Provide the count of lines below that include the word "kind", without any accompanying remarks.

[Records]
((

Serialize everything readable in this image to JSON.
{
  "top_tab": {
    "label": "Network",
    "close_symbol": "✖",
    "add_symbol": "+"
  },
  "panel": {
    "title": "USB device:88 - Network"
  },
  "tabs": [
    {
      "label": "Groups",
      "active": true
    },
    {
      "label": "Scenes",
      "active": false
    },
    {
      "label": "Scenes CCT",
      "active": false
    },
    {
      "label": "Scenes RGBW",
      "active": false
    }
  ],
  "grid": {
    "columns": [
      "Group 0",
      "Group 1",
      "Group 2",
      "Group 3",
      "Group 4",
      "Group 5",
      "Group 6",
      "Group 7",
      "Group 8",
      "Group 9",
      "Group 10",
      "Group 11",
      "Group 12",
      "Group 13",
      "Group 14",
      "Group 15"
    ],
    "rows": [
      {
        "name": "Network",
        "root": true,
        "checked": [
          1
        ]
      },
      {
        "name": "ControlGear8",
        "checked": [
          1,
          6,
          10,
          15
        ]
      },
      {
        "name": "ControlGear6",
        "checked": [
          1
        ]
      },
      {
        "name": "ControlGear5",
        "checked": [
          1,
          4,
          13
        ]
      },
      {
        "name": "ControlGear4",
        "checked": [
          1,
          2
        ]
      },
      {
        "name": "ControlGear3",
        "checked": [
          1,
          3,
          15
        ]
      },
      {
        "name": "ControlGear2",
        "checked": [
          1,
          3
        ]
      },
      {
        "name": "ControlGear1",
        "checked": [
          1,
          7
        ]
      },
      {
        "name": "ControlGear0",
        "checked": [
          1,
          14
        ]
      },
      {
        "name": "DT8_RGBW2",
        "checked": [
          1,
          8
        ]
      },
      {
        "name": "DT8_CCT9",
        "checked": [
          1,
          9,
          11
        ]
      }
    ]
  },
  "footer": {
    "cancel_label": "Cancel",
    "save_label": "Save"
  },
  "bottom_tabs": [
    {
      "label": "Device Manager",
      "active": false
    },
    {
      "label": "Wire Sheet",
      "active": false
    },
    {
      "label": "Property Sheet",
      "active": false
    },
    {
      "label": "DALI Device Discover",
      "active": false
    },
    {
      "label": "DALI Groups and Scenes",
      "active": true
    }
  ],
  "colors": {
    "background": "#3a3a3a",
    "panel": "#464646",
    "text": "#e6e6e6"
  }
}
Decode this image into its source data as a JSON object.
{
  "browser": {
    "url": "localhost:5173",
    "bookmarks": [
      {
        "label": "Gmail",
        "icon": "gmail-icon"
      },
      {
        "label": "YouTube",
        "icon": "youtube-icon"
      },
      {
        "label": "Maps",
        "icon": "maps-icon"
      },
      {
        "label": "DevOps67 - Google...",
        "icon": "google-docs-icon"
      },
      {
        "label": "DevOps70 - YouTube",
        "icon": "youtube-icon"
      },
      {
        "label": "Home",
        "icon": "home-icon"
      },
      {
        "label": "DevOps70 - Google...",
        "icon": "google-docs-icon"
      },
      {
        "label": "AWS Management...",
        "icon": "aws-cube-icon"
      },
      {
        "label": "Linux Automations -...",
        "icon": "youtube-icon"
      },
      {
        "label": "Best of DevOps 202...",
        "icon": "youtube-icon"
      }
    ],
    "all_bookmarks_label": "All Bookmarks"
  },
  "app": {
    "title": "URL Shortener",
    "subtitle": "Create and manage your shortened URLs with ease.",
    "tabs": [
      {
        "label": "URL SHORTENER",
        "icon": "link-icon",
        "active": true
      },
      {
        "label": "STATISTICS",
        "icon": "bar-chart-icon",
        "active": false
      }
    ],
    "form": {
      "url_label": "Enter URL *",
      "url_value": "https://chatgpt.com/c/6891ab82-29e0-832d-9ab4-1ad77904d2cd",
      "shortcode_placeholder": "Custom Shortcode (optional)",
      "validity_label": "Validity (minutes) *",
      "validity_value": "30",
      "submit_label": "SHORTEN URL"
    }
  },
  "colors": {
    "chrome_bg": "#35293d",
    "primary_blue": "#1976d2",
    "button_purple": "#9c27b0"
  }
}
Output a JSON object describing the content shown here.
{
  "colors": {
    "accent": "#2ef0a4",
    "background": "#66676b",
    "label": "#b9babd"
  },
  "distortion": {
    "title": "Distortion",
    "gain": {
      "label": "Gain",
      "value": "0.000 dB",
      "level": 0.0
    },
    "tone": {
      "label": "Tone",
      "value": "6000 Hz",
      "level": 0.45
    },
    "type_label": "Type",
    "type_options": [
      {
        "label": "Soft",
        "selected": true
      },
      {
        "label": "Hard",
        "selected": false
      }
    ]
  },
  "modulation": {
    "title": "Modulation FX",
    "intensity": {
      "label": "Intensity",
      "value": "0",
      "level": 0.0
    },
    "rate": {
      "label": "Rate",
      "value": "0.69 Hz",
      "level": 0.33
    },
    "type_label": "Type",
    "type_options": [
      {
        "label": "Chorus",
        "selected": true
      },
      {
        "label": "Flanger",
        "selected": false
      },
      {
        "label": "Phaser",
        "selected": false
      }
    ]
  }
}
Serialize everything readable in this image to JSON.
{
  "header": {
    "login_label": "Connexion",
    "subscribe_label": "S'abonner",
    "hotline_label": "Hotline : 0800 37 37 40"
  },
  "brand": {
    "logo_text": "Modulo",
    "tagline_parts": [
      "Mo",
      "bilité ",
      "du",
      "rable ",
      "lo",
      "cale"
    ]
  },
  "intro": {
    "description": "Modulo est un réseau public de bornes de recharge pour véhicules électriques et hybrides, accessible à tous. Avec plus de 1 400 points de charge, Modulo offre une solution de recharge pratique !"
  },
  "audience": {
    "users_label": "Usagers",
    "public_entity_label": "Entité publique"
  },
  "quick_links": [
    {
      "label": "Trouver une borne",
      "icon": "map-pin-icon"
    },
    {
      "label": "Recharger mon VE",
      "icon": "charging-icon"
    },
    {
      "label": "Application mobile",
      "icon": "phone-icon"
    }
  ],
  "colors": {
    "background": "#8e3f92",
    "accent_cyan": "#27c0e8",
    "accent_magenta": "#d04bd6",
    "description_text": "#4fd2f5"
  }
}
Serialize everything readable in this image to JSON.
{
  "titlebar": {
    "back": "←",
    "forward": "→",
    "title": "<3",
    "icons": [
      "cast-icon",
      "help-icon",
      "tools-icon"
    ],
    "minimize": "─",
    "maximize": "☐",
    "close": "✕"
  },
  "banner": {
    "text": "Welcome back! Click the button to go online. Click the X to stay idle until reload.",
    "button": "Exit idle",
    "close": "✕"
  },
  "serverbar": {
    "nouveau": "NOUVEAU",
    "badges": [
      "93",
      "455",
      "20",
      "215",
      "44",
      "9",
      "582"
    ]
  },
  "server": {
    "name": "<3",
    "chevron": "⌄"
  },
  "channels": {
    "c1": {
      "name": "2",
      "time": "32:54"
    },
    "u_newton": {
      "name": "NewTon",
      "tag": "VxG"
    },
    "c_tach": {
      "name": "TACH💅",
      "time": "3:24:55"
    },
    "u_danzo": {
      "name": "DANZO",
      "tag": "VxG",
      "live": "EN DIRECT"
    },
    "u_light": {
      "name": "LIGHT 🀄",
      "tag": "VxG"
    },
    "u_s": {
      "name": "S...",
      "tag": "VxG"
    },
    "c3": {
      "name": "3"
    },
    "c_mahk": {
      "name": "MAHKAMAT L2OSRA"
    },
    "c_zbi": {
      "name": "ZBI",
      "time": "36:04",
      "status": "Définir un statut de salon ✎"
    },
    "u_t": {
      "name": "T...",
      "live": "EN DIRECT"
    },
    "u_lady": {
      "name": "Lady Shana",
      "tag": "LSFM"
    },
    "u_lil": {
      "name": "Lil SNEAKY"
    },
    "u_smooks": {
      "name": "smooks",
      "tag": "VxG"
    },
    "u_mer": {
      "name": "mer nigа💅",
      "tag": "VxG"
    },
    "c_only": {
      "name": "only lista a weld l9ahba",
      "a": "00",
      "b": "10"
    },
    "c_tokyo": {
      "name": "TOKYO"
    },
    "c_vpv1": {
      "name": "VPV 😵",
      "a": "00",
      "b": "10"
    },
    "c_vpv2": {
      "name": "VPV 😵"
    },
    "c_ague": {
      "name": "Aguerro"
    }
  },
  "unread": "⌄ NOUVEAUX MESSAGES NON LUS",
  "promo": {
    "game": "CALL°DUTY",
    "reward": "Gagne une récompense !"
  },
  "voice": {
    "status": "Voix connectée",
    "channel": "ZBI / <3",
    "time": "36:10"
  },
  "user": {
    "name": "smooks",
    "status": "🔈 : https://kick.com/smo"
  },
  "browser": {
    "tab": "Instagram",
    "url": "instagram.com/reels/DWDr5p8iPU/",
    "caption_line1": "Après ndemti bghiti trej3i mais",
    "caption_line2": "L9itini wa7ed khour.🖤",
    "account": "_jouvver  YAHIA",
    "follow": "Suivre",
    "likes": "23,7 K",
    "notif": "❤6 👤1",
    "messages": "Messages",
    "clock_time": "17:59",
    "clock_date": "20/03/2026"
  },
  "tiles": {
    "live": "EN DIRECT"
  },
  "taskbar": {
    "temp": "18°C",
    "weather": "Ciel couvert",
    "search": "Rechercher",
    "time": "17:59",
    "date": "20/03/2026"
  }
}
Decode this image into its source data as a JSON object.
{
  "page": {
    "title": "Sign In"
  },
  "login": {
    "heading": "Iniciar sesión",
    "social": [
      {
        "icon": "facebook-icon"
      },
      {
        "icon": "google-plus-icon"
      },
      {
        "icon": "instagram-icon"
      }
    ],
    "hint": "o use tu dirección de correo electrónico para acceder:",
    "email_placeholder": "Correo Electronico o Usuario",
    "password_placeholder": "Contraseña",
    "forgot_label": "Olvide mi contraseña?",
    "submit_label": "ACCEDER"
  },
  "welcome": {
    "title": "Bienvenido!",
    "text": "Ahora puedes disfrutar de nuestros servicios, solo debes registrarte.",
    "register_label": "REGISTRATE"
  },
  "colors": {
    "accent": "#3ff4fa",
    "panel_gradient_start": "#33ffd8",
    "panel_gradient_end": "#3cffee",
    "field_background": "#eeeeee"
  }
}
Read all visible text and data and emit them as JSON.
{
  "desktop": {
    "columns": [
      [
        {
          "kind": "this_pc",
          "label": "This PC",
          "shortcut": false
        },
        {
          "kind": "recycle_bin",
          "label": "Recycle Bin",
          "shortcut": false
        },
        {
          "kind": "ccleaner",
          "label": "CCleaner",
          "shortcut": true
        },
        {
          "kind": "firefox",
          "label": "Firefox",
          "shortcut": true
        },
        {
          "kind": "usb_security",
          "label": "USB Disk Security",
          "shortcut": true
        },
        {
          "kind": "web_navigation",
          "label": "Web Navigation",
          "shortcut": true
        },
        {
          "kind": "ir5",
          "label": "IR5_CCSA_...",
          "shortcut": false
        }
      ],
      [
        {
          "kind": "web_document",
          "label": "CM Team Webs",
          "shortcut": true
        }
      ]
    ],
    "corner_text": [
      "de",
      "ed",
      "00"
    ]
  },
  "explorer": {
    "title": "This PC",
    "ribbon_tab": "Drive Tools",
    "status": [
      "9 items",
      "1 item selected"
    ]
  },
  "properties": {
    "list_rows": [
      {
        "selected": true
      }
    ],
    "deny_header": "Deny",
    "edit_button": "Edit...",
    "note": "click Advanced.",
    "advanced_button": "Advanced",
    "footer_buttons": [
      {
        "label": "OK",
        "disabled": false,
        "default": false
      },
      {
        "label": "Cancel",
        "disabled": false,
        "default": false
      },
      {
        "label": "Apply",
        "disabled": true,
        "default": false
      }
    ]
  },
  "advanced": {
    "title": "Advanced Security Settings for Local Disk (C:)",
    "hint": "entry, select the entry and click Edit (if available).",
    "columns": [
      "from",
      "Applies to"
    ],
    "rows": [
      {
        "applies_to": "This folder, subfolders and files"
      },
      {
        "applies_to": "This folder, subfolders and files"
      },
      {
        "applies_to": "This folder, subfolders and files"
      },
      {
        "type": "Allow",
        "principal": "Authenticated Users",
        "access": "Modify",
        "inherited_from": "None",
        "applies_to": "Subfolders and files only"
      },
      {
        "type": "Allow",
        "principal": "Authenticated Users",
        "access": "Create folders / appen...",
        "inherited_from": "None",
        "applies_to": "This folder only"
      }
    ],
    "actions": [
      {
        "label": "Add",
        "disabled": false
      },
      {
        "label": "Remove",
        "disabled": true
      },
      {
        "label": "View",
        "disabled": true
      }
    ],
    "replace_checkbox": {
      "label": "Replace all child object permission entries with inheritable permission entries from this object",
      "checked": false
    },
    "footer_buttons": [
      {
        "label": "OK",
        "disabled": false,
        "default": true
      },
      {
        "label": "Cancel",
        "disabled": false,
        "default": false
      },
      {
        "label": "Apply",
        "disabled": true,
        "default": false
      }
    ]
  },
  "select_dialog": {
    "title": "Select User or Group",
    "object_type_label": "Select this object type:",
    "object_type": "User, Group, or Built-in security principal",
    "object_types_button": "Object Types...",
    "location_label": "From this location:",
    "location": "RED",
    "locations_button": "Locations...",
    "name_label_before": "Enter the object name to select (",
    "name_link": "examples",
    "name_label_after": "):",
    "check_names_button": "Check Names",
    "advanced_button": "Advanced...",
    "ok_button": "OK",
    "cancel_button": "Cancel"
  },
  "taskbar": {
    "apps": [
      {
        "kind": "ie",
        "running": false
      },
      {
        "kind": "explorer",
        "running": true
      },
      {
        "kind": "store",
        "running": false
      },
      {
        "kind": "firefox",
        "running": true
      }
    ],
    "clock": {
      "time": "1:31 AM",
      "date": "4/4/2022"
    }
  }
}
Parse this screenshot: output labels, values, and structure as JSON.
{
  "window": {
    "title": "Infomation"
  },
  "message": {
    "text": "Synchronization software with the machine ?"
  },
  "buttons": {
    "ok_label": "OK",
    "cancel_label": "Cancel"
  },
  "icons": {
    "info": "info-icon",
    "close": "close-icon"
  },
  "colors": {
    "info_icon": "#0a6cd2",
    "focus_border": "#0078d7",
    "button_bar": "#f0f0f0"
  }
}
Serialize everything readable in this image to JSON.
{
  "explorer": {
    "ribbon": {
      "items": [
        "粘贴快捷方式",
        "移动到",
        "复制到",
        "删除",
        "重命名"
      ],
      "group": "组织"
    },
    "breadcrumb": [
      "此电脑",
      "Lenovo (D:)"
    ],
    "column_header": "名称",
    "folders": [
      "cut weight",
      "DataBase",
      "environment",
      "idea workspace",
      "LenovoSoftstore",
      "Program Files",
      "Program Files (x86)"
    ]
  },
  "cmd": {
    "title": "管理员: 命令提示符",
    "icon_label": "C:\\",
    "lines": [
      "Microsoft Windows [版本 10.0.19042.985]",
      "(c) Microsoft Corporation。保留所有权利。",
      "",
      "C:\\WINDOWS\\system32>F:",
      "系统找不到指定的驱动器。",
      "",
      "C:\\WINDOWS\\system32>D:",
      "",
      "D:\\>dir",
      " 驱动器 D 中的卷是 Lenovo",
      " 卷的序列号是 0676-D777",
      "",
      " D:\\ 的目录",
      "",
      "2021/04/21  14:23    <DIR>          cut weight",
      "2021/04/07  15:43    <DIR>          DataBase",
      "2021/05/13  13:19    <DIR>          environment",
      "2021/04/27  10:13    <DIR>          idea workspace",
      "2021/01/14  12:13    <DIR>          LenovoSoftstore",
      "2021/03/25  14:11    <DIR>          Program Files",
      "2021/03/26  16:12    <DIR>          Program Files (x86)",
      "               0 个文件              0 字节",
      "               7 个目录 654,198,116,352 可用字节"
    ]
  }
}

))

[Response area] 12